Shallow Root 12 to 18 inches - Broccoli, Brussels Sprouts, Cabbage, Cauliflower, Celery, Chinese Cabbage, Endive, Garlic, Kohl Rabi, Leeks, Lettuce, Onions, Potato, Radish, Spinach.
Medium Root 18 to 24 inches - Broad Beans, French Beans, Runner Beans, Beetroot, Carrots, Chard, Cucumber, Aubergine, Kale, Peas, Peppers, Summer Squash, Turnips, Melon.
Deep Root 24 to 36+ inches - Artichoke (Jerusalem), Asparagus, Parsnips, Pumpkin, Rhubarb, Winter Squash, Sweet Potato, Tomatoes.
Square foot planting plans for raised beds
The Square Foot gardening system was built around raised beds, and is an ideal solution for beginners or gardeners with a relatively small growing area. The idea behind the system is the bed is split into a grid of square foot (30cm) sections with a fixed number of each crop occupying each section. Square foot gardening is an ideal fit for our raised planters as we stick to standard sizes of 4ft x 4ft, 6ft x 3ft, 6ft x 4ft and 6ft x 6ft, all of which a divisible into a square foot grid.
The reason square foot growing in raised beds is so handy for beginners is it quickly shows the planting distances for each crop. One of the biggest problems novice vegetable growers have are the planting distances of the various crops.
In the traditional system we have a distance between plants and a distance between rows which can make it difficult to plan a garden, especially in a small space. The fact that square foot gardening revolves around a fixed measurement of one square foot makes the system very easy to use, all you need to know is how many plants fit in that square.
A typical Square Foot Garden uses timber raised beds 7-14 inches high (depending on the surface under the bed) and 6ft x 4ft in size. The 6x4 bed is then subdivided using string or timber laths to form a grid of 24 squares.

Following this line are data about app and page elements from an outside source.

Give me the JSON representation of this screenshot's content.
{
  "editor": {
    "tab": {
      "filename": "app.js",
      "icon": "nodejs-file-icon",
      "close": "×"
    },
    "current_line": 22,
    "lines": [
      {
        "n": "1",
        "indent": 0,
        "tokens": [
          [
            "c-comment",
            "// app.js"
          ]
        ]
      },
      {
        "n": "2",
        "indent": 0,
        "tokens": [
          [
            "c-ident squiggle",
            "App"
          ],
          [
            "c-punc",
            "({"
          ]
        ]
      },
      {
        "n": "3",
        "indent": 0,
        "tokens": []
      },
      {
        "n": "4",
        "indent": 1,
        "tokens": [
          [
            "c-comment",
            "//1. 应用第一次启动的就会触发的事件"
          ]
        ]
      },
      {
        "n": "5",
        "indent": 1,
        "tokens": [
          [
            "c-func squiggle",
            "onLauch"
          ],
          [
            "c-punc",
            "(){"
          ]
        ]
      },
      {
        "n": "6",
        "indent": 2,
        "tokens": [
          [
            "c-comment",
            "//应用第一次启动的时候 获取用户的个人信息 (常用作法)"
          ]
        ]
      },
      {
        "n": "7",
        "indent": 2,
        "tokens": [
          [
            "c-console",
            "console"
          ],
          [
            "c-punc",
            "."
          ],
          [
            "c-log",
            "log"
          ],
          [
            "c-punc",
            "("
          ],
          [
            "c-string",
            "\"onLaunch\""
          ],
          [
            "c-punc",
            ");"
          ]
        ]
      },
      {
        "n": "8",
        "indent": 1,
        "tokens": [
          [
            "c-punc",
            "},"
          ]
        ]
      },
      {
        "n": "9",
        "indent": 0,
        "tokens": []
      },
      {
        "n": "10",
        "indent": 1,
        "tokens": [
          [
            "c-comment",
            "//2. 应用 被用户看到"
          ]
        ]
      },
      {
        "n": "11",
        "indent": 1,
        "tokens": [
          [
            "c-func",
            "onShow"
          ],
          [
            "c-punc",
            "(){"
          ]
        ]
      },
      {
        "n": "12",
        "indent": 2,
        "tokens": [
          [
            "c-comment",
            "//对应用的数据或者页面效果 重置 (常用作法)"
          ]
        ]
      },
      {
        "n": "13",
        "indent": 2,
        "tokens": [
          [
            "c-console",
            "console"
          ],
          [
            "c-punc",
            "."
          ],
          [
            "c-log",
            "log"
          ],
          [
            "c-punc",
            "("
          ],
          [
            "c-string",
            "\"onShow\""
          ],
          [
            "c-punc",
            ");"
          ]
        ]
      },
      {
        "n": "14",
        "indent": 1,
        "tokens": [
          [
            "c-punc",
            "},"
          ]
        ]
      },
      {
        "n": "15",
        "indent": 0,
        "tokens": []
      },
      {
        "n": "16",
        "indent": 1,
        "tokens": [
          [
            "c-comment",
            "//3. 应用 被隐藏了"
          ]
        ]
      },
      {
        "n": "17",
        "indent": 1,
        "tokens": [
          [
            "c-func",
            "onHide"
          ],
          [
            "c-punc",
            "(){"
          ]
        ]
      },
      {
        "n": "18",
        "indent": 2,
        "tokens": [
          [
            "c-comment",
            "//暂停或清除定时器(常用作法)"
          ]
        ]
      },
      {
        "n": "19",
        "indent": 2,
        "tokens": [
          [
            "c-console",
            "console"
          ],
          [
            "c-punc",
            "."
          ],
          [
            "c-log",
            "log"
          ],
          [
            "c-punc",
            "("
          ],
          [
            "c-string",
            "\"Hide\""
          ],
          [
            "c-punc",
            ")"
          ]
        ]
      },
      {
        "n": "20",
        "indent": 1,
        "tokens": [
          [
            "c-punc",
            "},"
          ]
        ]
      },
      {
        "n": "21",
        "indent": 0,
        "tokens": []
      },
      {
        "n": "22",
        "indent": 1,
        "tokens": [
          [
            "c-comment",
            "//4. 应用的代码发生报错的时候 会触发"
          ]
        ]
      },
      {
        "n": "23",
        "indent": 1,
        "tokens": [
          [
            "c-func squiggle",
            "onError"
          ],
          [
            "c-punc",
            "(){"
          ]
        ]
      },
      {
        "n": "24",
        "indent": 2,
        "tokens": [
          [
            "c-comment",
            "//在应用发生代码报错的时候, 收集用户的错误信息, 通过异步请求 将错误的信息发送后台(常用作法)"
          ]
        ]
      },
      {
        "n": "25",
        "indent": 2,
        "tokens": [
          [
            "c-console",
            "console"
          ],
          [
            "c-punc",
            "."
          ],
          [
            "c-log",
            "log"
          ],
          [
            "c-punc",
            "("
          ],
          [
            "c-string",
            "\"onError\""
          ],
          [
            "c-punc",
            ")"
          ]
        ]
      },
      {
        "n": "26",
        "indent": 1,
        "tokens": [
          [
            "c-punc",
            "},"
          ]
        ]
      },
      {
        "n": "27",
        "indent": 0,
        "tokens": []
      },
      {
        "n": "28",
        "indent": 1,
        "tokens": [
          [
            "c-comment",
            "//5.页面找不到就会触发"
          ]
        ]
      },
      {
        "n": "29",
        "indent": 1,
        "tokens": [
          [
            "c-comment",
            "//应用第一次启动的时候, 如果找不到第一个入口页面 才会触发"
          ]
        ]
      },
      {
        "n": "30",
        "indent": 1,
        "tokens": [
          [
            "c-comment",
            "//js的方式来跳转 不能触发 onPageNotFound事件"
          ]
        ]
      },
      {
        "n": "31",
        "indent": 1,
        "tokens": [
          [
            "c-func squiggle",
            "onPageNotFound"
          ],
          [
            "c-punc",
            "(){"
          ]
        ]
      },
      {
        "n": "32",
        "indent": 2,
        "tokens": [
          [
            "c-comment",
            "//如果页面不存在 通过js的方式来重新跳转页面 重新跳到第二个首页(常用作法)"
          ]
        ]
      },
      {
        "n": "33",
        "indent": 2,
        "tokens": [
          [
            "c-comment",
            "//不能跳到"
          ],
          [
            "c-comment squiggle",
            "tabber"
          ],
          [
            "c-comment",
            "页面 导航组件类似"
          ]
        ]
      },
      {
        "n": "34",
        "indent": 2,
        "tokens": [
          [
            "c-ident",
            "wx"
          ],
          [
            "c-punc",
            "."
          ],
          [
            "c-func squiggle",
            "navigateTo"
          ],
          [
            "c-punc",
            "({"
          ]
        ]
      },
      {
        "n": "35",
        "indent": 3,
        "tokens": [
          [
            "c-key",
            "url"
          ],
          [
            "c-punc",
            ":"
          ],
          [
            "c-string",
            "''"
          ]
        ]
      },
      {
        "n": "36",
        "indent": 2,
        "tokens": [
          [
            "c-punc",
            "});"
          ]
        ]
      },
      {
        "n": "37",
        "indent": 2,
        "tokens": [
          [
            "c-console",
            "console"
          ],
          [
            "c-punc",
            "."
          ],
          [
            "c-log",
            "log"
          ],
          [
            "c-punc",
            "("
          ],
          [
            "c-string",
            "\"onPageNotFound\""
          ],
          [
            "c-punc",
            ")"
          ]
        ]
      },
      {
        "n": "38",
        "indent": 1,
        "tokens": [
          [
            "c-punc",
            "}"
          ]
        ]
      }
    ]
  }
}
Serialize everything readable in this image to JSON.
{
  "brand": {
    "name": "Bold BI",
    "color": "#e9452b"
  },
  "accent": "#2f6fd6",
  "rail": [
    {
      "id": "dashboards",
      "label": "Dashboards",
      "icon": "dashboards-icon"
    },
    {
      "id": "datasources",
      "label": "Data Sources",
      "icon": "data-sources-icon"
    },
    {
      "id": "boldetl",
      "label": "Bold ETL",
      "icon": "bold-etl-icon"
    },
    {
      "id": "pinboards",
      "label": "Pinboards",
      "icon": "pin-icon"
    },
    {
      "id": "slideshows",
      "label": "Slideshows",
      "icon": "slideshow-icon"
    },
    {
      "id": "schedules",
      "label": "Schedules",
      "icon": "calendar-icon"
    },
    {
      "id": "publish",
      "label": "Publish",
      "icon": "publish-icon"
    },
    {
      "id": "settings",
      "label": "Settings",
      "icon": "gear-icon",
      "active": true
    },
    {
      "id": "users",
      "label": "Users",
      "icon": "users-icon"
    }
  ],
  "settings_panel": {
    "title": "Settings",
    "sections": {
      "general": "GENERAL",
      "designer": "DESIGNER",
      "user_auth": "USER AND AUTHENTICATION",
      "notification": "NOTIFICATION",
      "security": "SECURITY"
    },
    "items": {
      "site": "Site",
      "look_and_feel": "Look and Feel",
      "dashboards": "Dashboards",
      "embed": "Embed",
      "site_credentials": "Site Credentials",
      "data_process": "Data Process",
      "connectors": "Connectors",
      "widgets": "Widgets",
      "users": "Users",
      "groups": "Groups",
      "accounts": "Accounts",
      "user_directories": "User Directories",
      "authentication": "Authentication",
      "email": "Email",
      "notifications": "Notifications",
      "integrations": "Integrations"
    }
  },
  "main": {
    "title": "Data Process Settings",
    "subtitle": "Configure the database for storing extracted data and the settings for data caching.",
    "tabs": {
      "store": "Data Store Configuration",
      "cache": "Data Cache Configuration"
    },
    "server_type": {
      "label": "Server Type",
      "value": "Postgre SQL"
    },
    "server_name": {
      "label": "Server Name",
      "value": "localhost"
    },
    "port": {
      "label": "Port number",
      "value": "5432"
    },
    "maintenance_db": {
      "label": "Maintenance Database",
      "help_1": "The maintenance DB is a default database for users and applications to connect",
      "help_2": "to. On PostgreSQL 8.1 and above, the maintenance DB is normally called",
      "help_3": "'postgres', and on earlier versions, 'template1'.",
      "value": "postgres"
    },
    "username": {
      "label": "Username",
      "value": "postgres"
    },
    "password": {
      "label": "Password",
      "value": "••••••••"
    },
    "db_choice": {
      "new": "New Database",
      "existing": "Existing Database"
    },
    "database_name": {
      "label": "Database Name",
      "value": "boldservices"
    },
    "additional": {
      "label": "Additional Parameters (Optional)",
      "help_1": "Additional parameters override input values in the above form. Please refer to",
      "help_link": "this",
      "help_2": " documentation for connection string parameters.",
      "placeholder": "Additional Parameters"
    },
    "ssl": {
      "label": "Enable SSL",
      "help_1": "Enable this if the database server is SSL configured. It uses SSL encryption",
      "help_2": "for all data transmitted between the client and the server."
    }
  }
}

Each square is filled with with the plants of your choice according to the recommended numbers for each square foot. Some plants need more than a square foot of space (like the potatoes in the sample above) and will take up multiple squares. You can see the large potato square takes up 4 square feet with 2 plants growing in each space. We provide a planting key with each plan to show the planting layout for each crop, it may look a little confusing now but it is very simple once you get going.
Square Foot Vegetable Gardening Using Timber Raised BedsView Related Article
We have a number of sample square foot garden plans on our site which have been designed to fit our raised beds. You can view our square foot garden plans by clicking the link.
What is a comfortable working height for me?
Many of us have difficulty bending, which is where growing in a raised garden bed really makes sense. You can build a bed to any height you wish but for most people even a modest 14 inch (35cm) high bed will make maintaining their garden much more comfortable.
1.8m Vegtrug Vegetable Trough PlanterView Product
Be aware that the higher the bed, the more soil will be needed to fill it. A 21 inch high 6ft by 4ft bed will take just under a cubic metre (1 tonne) of soil to fill so make sure this is taken into account when making your decision. On our raised bed product pages we have added a soil calculator to make this process easier. The bed measurements are now in cm as we find that our customers often prefer this measurement to using feet and inches.
If a higher bed is required, there are also easy access options like the Vegtrug range of beds. The table style beds will tend to have a more shallow soil than those placed directly on to the soil, so are more suitable for shallow root crops like herbs and salad or leafy crops like spinach or chard. Easy access bed are perfect for wheelchair users or gardeners with restricted mobility.